INSTRUCTIONS FOR THE TASK:
Print the records again, character for character.

(Saved entries)
*** Block opens ***

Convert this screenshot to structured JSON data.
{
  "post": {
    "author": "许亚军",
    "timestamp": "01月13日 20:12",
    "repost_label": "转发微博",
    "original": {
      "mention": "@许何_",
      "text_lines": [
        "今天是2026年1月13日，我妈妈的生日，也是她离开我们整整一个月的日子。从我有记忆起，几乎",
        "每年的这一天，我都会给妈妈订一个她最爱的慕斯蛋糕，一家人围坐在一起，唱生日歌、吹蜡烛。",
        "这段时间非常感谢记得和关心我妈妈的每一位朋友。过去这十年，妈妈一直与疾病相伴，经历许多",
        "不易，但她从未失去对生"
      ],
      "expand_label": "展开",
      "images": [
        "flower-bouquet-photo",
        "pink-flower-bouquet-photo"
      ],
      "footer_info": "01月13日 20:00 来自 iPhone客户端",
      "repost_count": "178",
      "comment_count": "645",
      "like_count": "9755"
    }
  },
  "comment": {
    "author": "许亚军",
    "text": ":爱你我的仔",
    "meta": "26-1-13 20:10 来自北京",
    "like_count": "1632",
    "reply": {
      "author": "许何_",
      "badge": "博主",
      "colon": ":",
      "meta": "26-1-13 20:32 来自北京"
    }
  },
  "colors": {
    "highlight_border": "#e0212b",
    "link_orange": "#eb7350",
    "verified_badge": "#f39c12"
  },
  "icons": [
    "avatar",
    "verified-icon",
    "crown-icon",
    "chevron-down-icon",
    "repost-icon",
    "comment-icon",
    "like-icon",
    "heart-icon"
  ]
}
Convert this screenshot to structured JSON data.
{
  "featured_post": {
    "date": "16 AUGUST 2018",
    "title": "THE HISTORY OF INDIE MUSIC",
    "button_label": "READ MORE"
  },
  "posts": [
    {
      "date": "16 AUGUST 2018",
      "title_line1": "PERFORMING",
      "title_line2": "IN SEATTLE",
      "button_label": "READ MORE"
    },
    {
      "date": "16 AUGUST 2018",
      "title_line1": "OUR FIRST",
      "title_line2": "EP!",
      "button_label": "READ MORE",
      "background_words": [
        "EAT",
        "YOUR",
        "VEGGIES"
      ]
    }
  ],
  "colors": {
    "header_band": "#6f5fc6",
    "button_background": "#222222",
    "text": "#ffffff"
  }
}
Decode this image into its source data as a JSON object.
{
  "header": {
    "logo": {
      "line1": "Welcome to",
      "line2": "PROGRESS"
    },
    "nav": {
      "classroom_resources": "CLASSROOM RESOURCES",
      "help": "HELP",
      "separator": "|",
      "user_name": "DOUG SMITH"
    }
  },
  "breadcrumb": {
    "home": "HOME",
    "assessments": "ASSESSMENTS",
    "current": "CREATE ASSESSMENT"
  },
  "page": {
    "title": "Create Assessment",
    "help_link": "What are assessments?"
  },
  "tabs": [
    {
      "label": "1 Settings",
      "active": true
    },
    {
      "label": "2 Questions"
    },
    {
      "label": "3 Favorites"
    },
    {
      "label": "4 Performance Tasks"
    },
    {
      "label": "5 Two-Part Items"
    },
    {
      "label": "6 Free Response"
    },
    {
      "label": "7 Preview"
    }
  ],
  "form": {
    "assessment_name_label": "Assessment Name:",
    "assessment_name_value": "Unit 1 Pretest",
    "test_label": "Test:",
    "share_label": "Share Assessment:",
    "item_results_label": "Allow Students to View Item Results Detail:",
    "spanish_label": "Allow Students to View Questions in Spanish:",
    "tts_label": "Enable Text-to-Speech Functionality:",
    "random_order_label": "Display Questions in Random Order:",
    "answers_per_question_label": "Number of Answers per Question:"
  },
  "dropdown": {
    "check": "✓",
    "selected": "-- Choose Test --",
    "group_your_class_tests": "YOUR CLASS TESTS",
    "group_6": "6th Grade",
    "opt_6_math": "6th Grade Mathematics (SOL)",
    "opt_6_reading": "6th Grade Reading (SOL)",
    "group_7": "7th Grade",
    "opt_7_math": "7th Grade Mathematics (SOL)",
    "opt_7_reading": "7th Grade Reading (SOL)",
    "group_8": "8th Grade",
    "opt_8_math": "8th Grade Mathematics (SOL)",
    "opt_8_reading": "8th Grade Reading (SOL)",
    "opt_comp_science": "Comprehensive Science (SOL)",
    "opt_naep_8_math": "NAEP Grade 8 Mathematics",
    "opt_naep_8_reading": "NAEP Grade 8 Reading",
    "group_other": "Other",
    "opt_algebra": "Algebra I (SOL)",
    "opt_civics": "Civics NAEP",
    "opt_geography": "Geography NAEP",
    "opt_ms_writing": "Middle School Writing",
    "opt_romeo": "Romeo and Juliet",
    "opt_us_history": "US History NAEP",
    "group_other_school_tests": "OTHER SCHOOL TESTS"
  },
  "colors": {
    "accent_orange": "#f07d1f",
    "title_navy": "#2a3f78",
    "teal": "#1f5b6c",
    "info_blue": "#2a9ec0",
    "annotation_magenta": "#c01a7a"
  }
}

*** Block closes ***

ANSWER SPACE:
Convert this screenshot to structured JSON data.
{
  "post": {
    "author": "许亚军",
    "timestamp": "01月13日 20:12",
    "repost_label": "转发微博",
    "original": {
      "mention": "@许何_",
      "text_lines": [
        "今天是2026年1月13日，我妈妈的生日，也是她离开我们整整一个月的日子。从我有记忆起，几乎",
        "每年的这一天，我都会给妈妈订一个她最爱的慕斯蛋糕，一家人围坐在一起，唱生日歌、吹蜡烛。",
        "这段时间非常感谢记得和关心我妈妈的每一位朋友。过去这十年，妈妈一直与疾病相伴，经历许多",
        "不易，但她从未失去对生"
      ],
      "expand_label": "展开",
      "images": [
        "flower-bouquet-photo",
        "pink-flower-bouquet-photo"
      ],
      "footer_info": "01月13日 20:00 来自 iPhone客户端",
      "repost_count": "178",
      "comment_count": "645",
      "like_count": "9755"
    }
  },
  "comment": {
    "author": "许亚军",
    "text": ":爱你我的仔",
    "meta": "26-1-13 20:10 来自北京",
    "like_count": "1632",
    "reply": {
      "author": "许何_",
      "badge": "博主",
      "colon": ":",
      "meta": "26-1-13 20:32 来自北京"
    }
  },
  "colors": {
    "highlight_border": "#e0212b",
    "link_orange": "#eb7350",
    "verified_badge": "#f39c12"
  },
  "icons": [
    "avatar",
    "verified-icon",
    "crown-icon",
    "chevron-down-icon",
    "repost-icon",
    "comment-icon",
    "like-icon",
    "heart-icon"
  ]
}
Convert this screenshot to structured JSON data.
{
  "featured_post": {
    "date": "16 AUGUST 2018",
    "title": "THE HISTORY OF INDIE MUSIC",
    "button_label": "READ MORE"
  },
  "posts": [
    {
      "date": "16 AUGUST 2018",
      "title_line1": "PERFORMING",
      "title_line2": "IN SEATTLE",
      "button_label": "READ MORE"
    },
    {
      "date": "16 AUGUST 2018",
      "title_line1": "OUR FIRST",
      "title_line2": "EP!",
      "button_label": "READ MORE",
      "background_words": [
        "EAT",
        "YOUR",
        "VEGGIES"
      ]
    }
  ],
  "colors": {
    "header_band": "#6f5fc6",
    "button_background": "#222222",
    "text": "#ffffff"
  }
}
Decode this image into its source data as a JSON object.
{
  "header": {
    "logo": {
      "line1": "Welcome to",
      "line2": "PROGRESS"
    },
    "nav": {
      "classroom_resources": "CLASSROOM RESOURCES",
      "help": "HELP",
      "separator": "|",
      "user_name": "DOUG SMITH"
    }
  },
  "breadcrumb": {
    "home": "HOME",
    "assessments": "ASSESSMENTS",
    "current": "CREATE ASSESSMENT"
  },
  "page": {
    "title": "Create Assessment",
    "help_link": "What are assessments?"
  },
  "tabs": [
    {
      "label": "1 Settings",
      "active": true
    },
    {
      "label": "2 Questions"
    },
    {
      "label": "3 Favorites"
    },
    {
      "label": "4 Performance Tasks"
    },
    {
      "label": "5 Two-Part Items"
    },
    {
      "label": "6 Free Response"
    },
    {
      "label": "7 Preview"
    }
  ],
  "form": {
    "assessment_name_label": "Assessment Name:",
    "assessment_name_value": "Unit 1 Pretest",
    "test_label": "Test:",
    "share_label": "Share Assessment:",
    "item_results_label": "Allow Students to View Item Results Detail:",
    "spanish_label": "Allow Students to View Questions in Spanish:",
    "tts_label": "Enable Text-to-Speech Functionality:",
    "random_order_label": "Display Questions in Random Order:",
    "answers_per_question_label": "Number of Answers per Question:"
  },
  "dropdown": {
    "check": "✓",
    "selected": "-- Choose Test --",
    "group_your_class_tests": "YOUR CLASS TESTS",
    "group_6": "6th Grade",
    "opt_6_math": "6th Grade Mathematics (SOL)",
    "opt_6_reading": "6th Grade Reading (SOL)",
    "group_7": "7th Grade",
    "opt_7_math": "7th Grade Mathematics (SOL)",
    "opt_7_reading": "7th Grade Reading (SOL)",
    "group_8": "8th Grade",
    "opt_8_math": "8th Grade Mathematics (SOL)",
    "opt_8_reading": "8th Grade Reading (SOL)",
    "opt_comp_science": "Comprehensive Science (SOL)",
    "opt_naep_8_math": "NAEP Grade 8 Mathematics",
    "opt_naep_8_reading": "NAEP Grade 8 Reading",
    "group_other": "Other",
    "opt_algebra": "Algebra I (SOL)",
    "opt_civics": "Civics NAEP",
    "opt_geography": "Geography NAEP",
    "opt_ms_writing": "Middle School Writing",
    "opt_romeo": "Romeo and Juliet",
    "opt_us_history": "US History NAEP",
    "group_other_school_tests": "OTHER SCHOOL TESTS"
  },
  "colors": {
    "accent_orange": "#f07d1f",
    "title_navy": "#2a3f78",
    "teal": "#1f5b6c",
    "info_blue": "#2a9ec0",
    "annotation_magenta": "#c01a7a"
  }
}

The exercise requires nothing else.